- **What needs to be done**
For the word "localhost", copy every line of the material that includes it.

---------- Extracted information

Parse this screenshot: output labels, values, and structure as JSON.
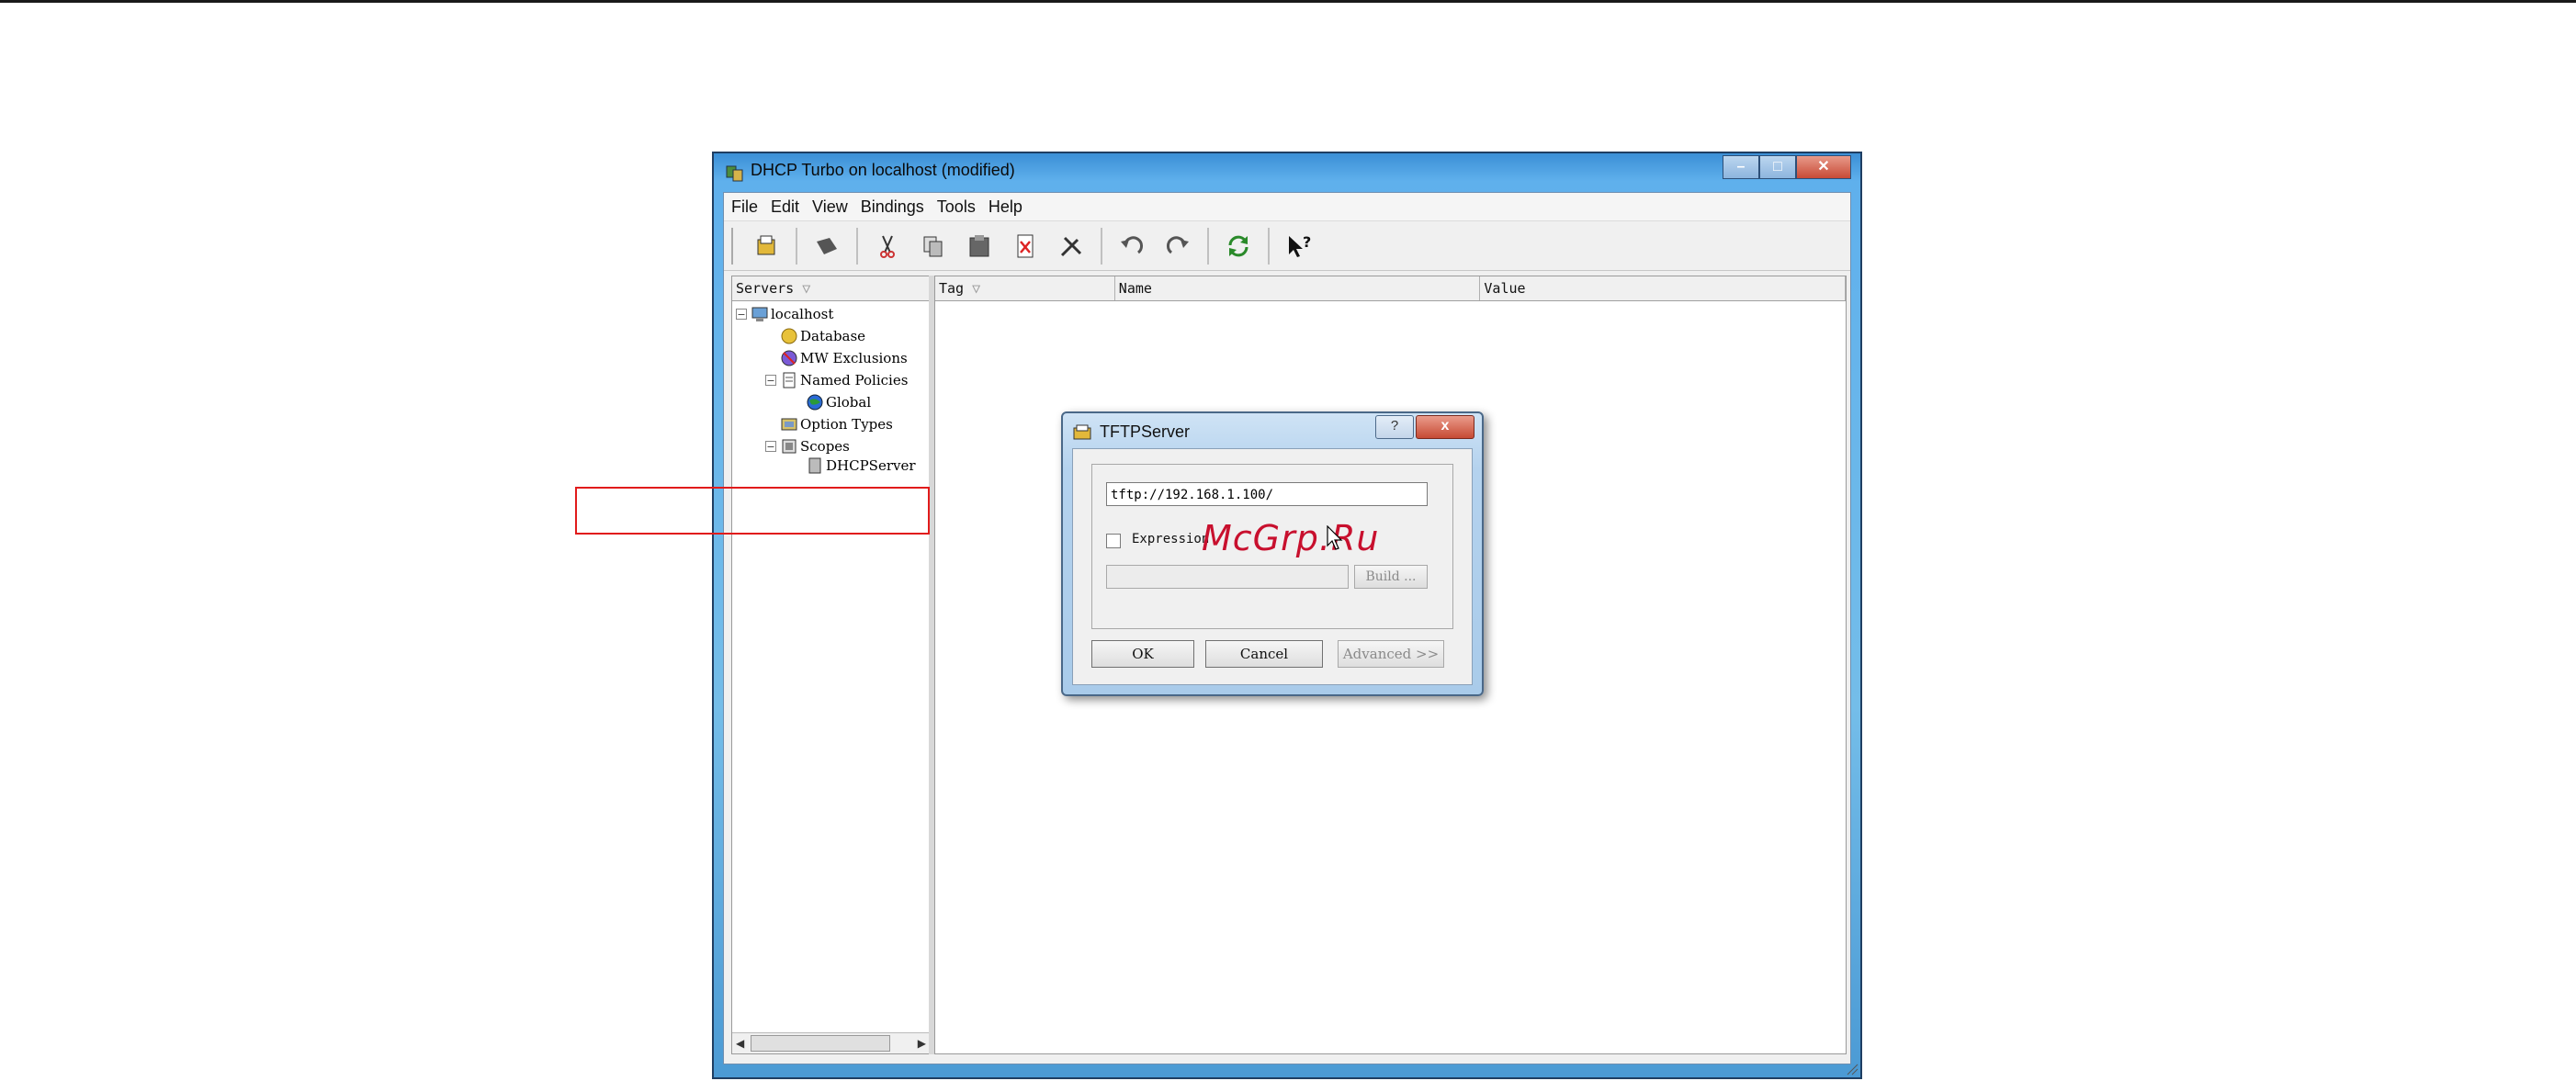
{
  "window": {
    "title": "DHCP Turbo on localhost (modified)",
    "controls": [
      "minimize",
      "maximize",
      "close"
    ]
  },
  "menu": [
    "File",
    "Edit",
    "View",
    "Bindings",
    "Tools",
    "Help"
  ],
  "toolbar": {
    "icons": [
      "new-icon",
      "delete-icon",
      "cut-icon",
      "copy-icon",
      "paste-icon",
      "remove-icon",
      "tools-icon",
      "undo-icon",
      "redo-icon",
      "refresh-icon",
      "help-pointer-icon"
    ]
  },
  "tree": {
    "header": "Servers",
    "nodes": [
      "localhost",
      "Database",
      "MW Exclusions",
      "Named Policies",
      "Global",
      "Option Types",
      "Scopes",
      "DHCPServer"
    ]
  },
  "grid": {
    "columns": [
      "Tag",
      "Name",
      "Value"
    ]
  },
  "dialog": {
    "title": "TFTPServer",
    "help": "?",
    "close": "x",
    "value": "tftp://192.168.1.100/",
    "expression_label": "Expression",
    "build_label": "Build ...",
    "ok_label": "OK",
    "cancel_label": "Cancel",
    "advanced_label": "Advanced >>"
  },
  "watermark": "McGrp.Ru",
  "colors": {
    "highlight_box": "#e11b1b",
    "title_gradient": "#5fb0ec",
    "watermark": "#c8102e"
  }
}
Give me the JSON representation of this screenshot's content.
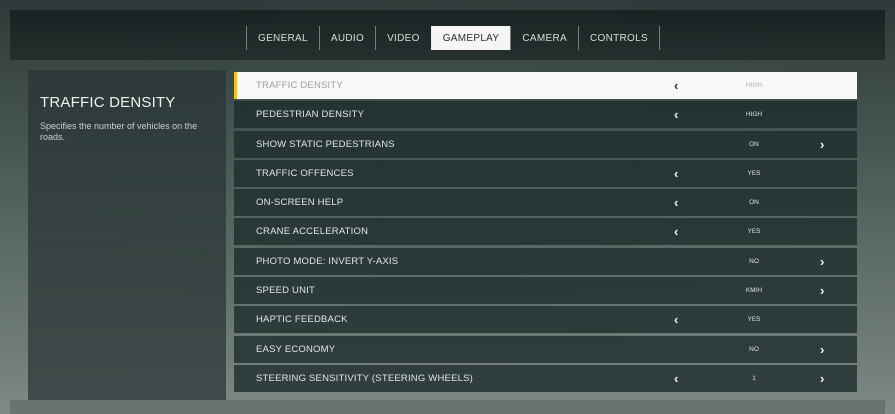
{
  "tabs": [
    {
      "label": "GENERAL"
    },
    {
      "label": "AUDIO"
    },
    {
      "label": "VIDEO"
    },
    {
      "label": "GAMEPLAY"
    },
    {
      "label": "CAMERA"
    },
    {
      "label": "CONTROLS"
    }
  ],
  "active_tab": "GAMEPLAY",
  "info": {
    "title": "TRAFFIC DENSITY",
    "description": "Specifies the number of vehicles on the roads."
  },
  "settings": [
    {
      "label": "TRAFFIC DENSITY",
      "value": "HIGH",
      "left_arrow": "‹",
      "right_arrow": ""
    },
    {
      "label": "PEDESTRIAN DENSITY",
      "value": "HIGH",
      "left_arrow": "‹",
      "right_arrow": ""
    },
    {
      "label": "SHOW STATIC PEDESTRIANS",
      "value": "ON",
      "left_arrow": "",
      "right_arrow": "›"
    },
    {
      "label": "TRAFFIC OFFENCES",
      "value": "YES",
      "left_arrow": "‹",
      "right_arrow": ""
    },
    {
      "label": "ON-SCREEN HELP",
      "value": "ON",
      "left_arrow": "‹",
      "right_arrow": ""
    },
    {
      "label": "CRANE ACCELERATION",
      "value": "YES",
      "left_arrow": "‹",
      "right_arrow": ""
    },
    {
      "label": "PHOTO MODE: INVERT Y-AXIS",
      "value": "NO",
      "left_arrow": "",
      "right_arrow": "›"
    },
    {
      "label": "SPEED UNIT",
      "value": "KM/H",
      "left_arrow": "",
      "right_arrow": "›"
    },
    {
      "label": "HAPTIC FEEDBACK",
      "value": "YES",
      "left_arrow": "‹",
      "right_arrow": ""
    },
    {
      "label": "EASY ECONOMY",
      "value": "NO",
      "left_arrow": "",
      "right_arrow": "›"
    },
    {
      "label": "STEERING SENSITIVITY (STEERING WHEELS)",
      "value": "1",
      "left_arrow": "‹",
      "right_arrow": "›"
    }
  ],
  "colors": {
    "accent": "#f1c21b",
    "selected_row_bg": "#f8f8f8",
    "row_bg": "#1e2a2b"
  },
  "icons": {
    "left": "chevron-left-icon",
    "right": "chevron-right-icon"
  }
}
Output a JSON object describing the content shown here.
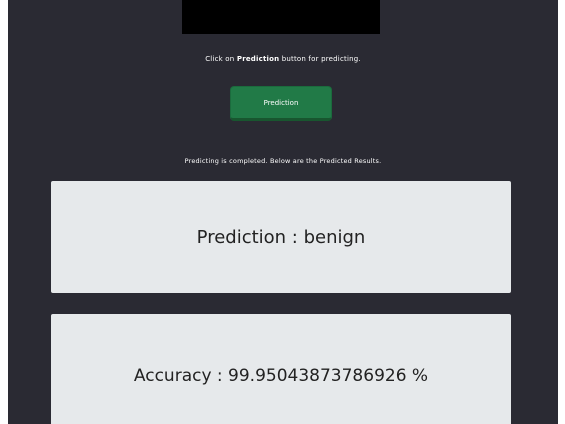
{
  "instruction": {
    "prefix": "Click on ",
    "button_name": "Prediction",
    "suffix": " button for predicting."
  },
  "prediction_button": {
    "label": "Prediction"
  },
  "status_message": "Predicting is completed. Below are the Predicted Results.",
  "results": {
    "prediction": "Prediction : benign",
    "accuracy": "Accuracy : 99.95043873786926 %"
  },
  "colors": {
    "background": "#2a2a33",
    "button": "#217a47",
    "card": "#e6e9eb"
  }
}
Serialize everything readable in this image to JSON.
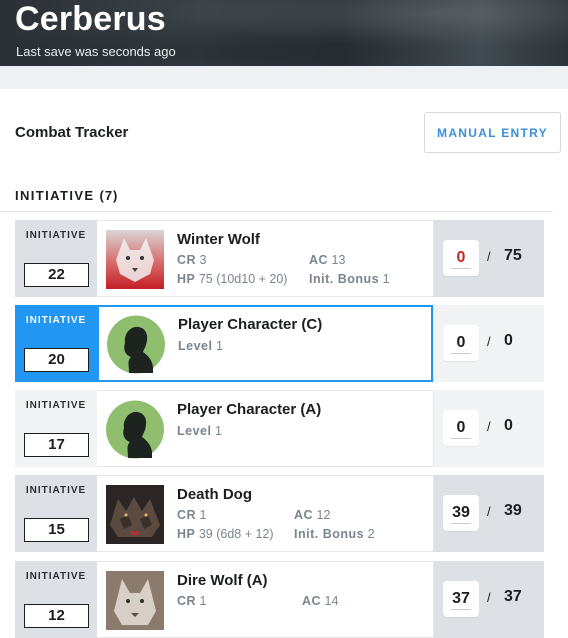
{
  "app": {
    "title": "Cerberus",
    "save_status": "Last save was seconds ago"
  },
  "tracker": {
    "title": "Combat Tracker",
    "manual_entry": "MANUAL ENTRY"
  },
  "initiative": {
    "label": "INITIATIVE",
    "count": "(7)"
  },
  "labels": {
    "initiative": "INITIATIVE",
    "cr": "CR",
    "ac": "AC",
    "hp": "HP",
    "init_bonus": "Init. Bonus",
    "level": "Level",
    "slash": "/"
  },
  "colors": {
    "accent": "#2196f3",
    "hp_zero": "#c62828",
    "brand_button_text": "#3b8fd9"
  },
  "combatants": [
    {
      "initiative": "22",
      "name": "Winter Wolf",
      "cr": "3",
      "ac": "13",
      "hp": "75 (10d10 + 20)",
      "init_bonus": "1",
      "hp_current": "0",
      "hp_max": "75",
      "portrait_icon": "winter-wolf-portrait"
    },
    {
      "initiative": "20",
      "name": "Player Character (C)",
      "level": "1",
      "hp_current": "0",
      "hp_max": "0",
      "portrait_icon": "player-silhouette-icon",
      "active": true
    },
    {
      "initiative": "17",
      "name": "Player Character (A)",
      "level": "1",
      "hp_current": "0",
      "hp_max": "0",
      "portrait_icon": "player-silhouette-icon"
    },
    {
      "initiative": "15",
      "name": "Death Dog",
      "cr": "1",
      "ac": "12",
      "hp": "39 (6d8 + 12)",
      "init_bonus": "2",
      "hp_current": "39",
      "hp_max": "39",
      "portrait_icon": "death-dog-portrait"
    },
    {
      "initiative": "12",
      "name": "Dire Wolf (A)",
      "cr": "1",
      "ac": "14",
      "hp_current": "37",
      "hp_max": "37",
      "portrait_icon": "dire-wolf-portrait"
    }
  ]
}
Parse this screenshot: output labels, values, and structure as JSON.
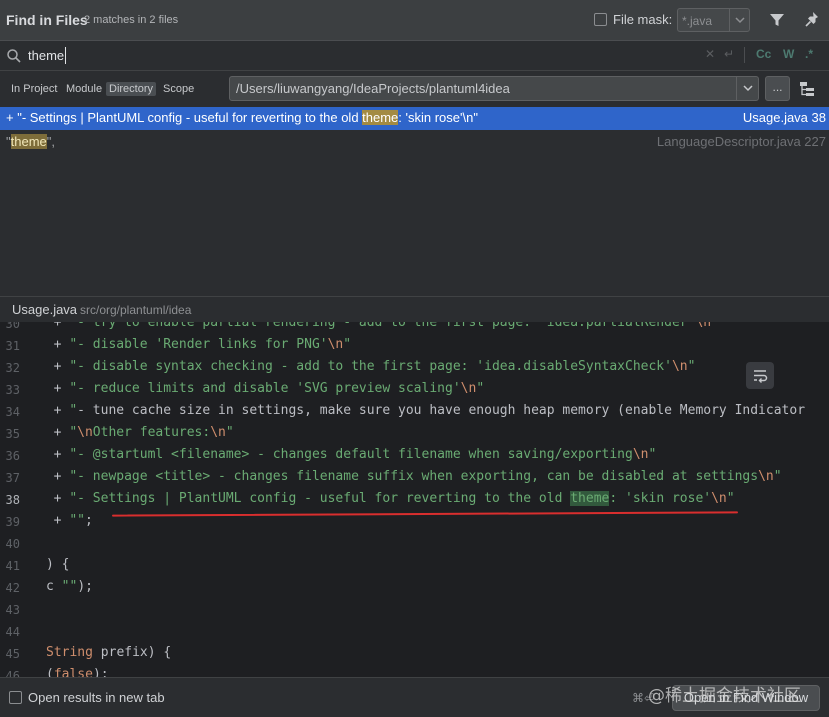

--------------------

- **Task result**
    "title": "DHCP Turbo on localhost (modified)",
      "localhost",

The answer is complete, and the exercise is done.